|US20040114515 *||Dec 5, 2003||Jun 17, 2004||Jung-Gi Kim||VoIP call control apparatus in private branch exchange and method thereof|
|US20050041787 *||Aug 19, 2003||Feb 24, 2005||Qwest Communications International Inc (Patent Prosecution)||Advanced call screening appliance|
|US20050157708 *||Nov 26, 2004||Jul 21, 2005||Joon-Sung Chun||System and method for providing unified messaging system service using voice over Internet protocol|
|US20060083358||Mar 22, 2005||Apr 20, 2006||Microsoft Corporation||Unified messaging architecture|
|US20070036291 *||Jul 28, 2005||Feb 15, 2007||Graham Andrew P||Technique for voice email messaging in providing an information assistance service|
|US20070211868 *||Mar 12, 2006||Sep 13, 2007||Netdevices, Inc.||Integrated System Providing Proxy Voice mail and Switching Functionality|
|WO2005060226A1||Dec 17, 2004||Jun 30, 2005||Hitachi Comm Tech Ltd||VoIP GATEWAY APPARATUS, AND METHOD FOR CONTROLLING CALL-IN/CALL-OUT IN VoIP GATEWAY APPARATUS|
|1||"Converged Voice, Video, and Data Solution", Solution Blueprint-Telecommunications, 2002, 18 pages, http://www.netcentrex.com.|
|2||"IF-104 VoIP Gateway High Density Voice Shaping VoIP Gateway", Inter-Fone (A Revolution in VoIP), Inter-Fone, 4 pages, http://www.inter-fone.com.|
|3||"TERAVoice Server 2004 is Released!", 2005, http://www.terasens.com/products/teravoice, 2 pages.|
|4||"VOIP in the Enterprise", WindowsNetworking.com, 2006, http://www.windownetworking.com, 3 pages.|
|U.S. Classification||379/88.22, 370/352, 709/205, 379/88.17, 455/412.1, 370/353, 709/201, 379/201.01, 379/70, 709/224, 709/221|
|Cooperative Classification||H04L51/36, H04L51/066|
|European Classification||H04L12/58C2, H04L12/58U, H04L51/06B|
|Feb 9, 2007||AS||Assignment|
Owner name: MICROSOFT CORPORATION, WASHINGTON
Free format text: ASSIGNMENT OF ASSIGNORS INTEREST;ASSIGNORS:WILSON, MICHAEL GEOFFREY ANDREW;DIDCOCK, CLIFFORD;HOWELL, DAVID ANDREW;REEL/FRAME:018874/0084
Effective date: 20061208
|Dec 9, 2014||AS||Assignment|

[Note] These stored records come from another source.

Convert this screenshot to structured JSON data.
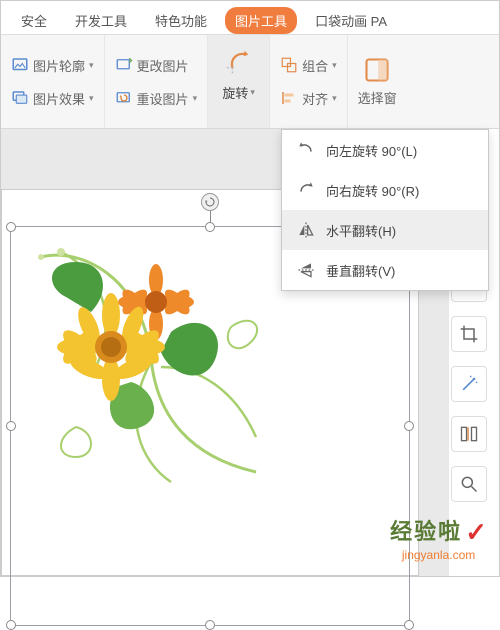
{
  "tabs": {
    "security": "安全",
    "devtools": "开发工具",
    "features": "特色功能",
    "picture_tools": "图片工具",
    "pocket_anim": "口袋动画 PA"
  },
  "ribbon": {
    "outline": "图片轮廓",
    "change": "更改图片",
    "effects": "图片效果",
    "reset": "重设图片",
    "rotate": "旋转",
    "group": "组合",
    "align": "对齐",
    "select_pane": "选择窗"
  },
  "menu": {
    "rotate_left": "向左旋转 90°(L)",
    "rotate_right": "向右旋转 90°(R)",
    "flip_h": "水平翻转(H)",
    "flip_v": "垂直翻转(V)"
  },
  "watermark": {
    "title": "经验啦",
    "url": "jingyanla.com"
  },
  "colors": {
    "accent": "#f07c3e",
    "highlight": "#ececec"
  }
}
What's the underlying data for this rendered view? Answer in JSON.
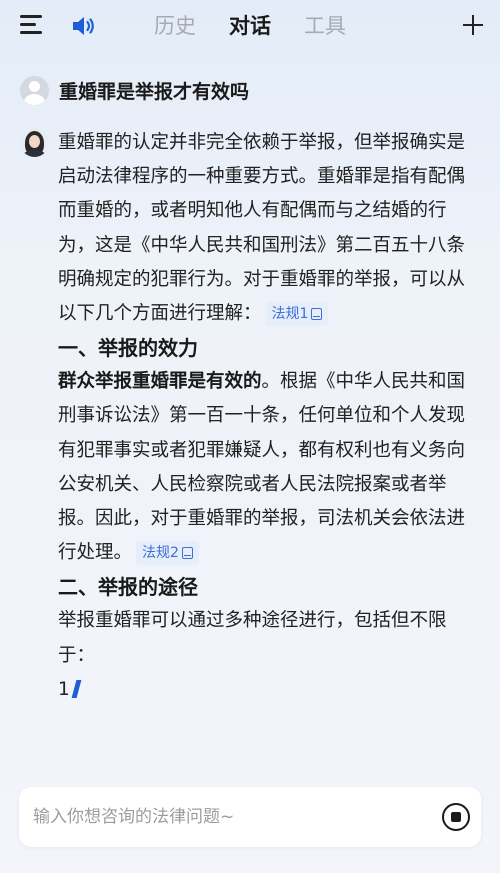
{
  "header": {
    "tabs": [
      {
        "label": "历史"
      },
      {
        "label": "对话"
      },
      {
        "label": "工具"
      }
    ],
    "active_tab": "对话"
  },
  "conversation": {
    "question": "重婚罪是举报才有效吗",
    "answer": {
      "intro": "重婚罪的认定并非完全依赖于举报，但举报确实是启动法律程序的一种重要方式。重婚罪是指有配偶而重婚的，或者明知他人有配偶而与之结婚的行为，这是《中华人民共和国刑法》第二百五十八条明确规定的犯罪行为。对于重婚罪的举报，可以从以下几个方面进行理解：",
      "cite1": "法规1",
      "section1_title": "一、举报的效力",
      "section1_bold": "群众举报重婚罪是有效的",
      "section1_text": "。根据《中华人民共和国刑事诉讼法》第一百一十条，任何单位和个人发现有犯罪事实或者犯罪嫌疑人，都有权利也有义务向公安机关、人民检察院或者人民法院报案或者举报。因此，对于重婚罪的举报，司法机关会依法进行处理。",
      "cite2": "法规2",
      "section2_title": "二、举报的途径",
      "section2_text": "举报重婚罪可以通过多种途径进行，包括但不限于：",
      "list_start": "1"
    }
  },
  "input": {
    "placeholder": "输入你想咨询的法律问题~",
    "value": ""
  },
  "icons": {
    "menu": "menu-icon",
    "speaker": "speaker-icon",
    "new_chat": "plus-icon",
    "stop": "stop-icon"
  },
  "colors": {
    "accent": "#3d6fd6",
    "speaker": "#1f5fd6"
  }
}
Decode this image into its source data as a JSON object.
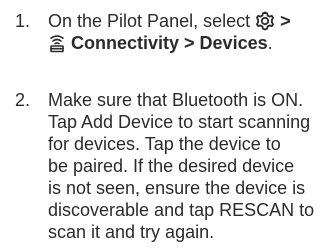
{
  "steps": [
    {
      "number": "1.",
      "text_prefix": "On the Pilot Panel, select",
      "settings_icon": "gear-icon",
      "separator": ">",
      "connectivity_icon": "wifi-signal-icon",
      "path": "Connectivity > Devices",
      "suffix": "."
    },
    {
      "number": "2.",
      "lines": [
        "Make sure that Bluetooth is ON.",
        "Tap Add Device to start scanning",
        "for devices. Tap the device to",
        "be paired. If the desired device",
        "is not seen, ensure the device is",
        "discoverable and tap RESCAN to",
        "scan it and try again."
      ]
    }
  ]
}
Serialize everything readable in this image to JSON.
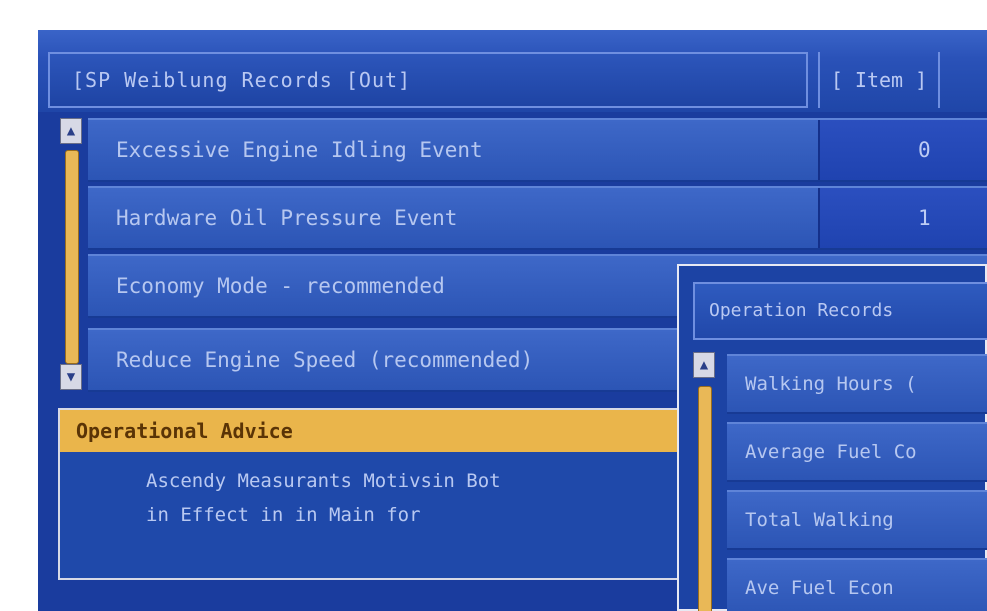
{
  "header": {
    "title": "[SP Weiblung Records [Out]",
    "tab": "[ Item ]"
  },
  "rows": [
    {
      "label": "Excessive Engine Idling Event",
      "value": "0"
    },
    {
      "label": "Hardware Oil Pressure Event",
      "value": "1"
    },
    {
      "label": "Economy Mode - recommended",
      "value": ""
    },
    {
      "label": "Reduce Engine Speed (recommended)",
      "value": ""
    }
  ],
  "advice": {
    "heading": "Operational Advice",
    "line1": "Ascendy Measurants Motivsin Bot",
    "line2": "in Effect in in Main for"
  },
  "popup": {
    "title": "Operation Records",
    "rows": [
      "Walking Hours (",
      "Average Fuel Co",
      "Total Walking",
      "Ave Fuel Econ"
    ]
  },
  "icons": {
    "scroll_up": "up-arrow-icon",
    "scroll_down": "down-arrow-icon"
  }
}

Owner name: MICROSOFT TECHNOLOGY LICENSING, LLC, WASHINGTON
Free format text: ASSIGNMENT OF ASSIGNORS INTEREST;ASSIGNOR:MICROSOFT CORPORATION;REEL/FRAME:034542/0001
Effective date: 20141014